> **Data for the task**:
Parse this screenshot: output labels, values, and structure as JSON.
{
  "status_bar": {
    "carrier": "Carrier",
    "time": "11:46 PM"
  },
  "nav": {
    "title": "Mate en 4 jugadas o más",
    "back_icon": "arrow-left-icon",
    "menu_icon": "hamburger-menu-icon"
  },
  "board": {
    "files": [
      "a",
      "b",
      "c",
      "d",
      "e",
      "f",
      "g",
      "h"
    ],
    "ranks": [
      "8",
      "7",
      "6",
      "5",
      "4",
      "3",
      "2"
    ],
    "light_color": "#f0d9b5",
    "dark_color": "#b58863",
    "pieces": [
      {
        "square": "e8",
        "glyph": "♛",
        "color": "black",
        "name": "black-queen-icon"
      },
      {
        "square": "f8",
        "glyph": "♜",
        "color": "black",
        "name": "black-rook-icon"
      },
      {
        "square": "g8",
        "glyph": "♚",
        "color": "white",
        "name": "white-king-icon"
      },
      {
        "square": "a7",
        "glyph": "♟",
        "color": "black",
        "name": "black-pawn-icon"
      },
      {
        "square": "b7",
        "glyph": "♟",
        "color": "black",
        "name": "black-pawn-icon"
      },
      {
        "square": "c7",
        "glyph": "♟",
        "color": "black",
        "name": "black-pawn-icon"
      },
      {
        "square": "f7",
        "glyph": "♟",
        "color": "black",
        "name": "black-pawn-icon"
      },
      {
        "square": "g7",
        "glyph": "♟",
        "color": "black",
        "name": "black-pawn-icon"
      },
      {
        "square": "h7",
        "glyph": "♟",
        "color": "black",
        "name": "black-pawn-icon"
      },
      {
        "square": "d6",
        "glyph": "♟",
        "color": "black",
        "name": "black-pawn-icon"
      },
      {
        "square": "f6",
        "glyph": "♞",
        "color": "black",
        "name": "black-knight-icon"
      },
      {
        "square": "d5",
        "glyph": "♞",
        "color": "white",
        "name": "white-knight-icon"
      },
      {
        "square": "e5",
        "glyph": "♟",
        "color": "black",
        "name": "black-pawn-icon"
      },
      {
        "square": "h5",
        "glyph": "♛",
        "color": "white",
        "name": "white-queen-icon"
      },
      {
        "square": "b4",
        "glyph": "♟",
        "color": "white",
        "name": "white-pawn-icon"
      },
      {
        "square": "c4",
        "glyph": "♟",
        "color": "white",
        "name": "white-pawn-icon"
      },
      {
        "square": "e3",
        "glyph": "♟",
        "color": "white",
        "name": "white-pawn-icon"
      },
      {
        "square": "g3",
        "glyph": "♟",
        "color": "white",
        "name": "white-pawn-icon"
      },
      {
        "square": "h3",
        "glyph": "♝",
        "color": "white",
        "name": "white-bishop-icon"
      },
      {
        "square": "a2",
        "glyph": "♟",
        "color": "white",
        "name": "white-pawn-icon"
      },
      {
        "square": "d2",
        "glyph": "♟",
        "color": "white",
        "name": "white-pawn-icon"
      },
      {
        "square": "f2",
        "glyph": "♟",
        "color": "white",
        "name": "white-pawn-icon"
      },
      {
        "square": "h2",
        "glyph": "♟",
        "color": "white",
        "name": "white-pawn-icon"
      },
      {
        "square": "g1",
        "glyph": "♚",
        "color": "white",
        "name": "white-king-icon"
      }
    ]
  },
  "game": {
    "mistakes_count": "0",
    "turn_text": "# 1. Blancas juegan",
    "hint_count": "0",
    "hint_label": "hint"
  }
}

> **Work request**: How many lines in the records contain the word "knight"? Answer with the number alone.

> **Task output**: 2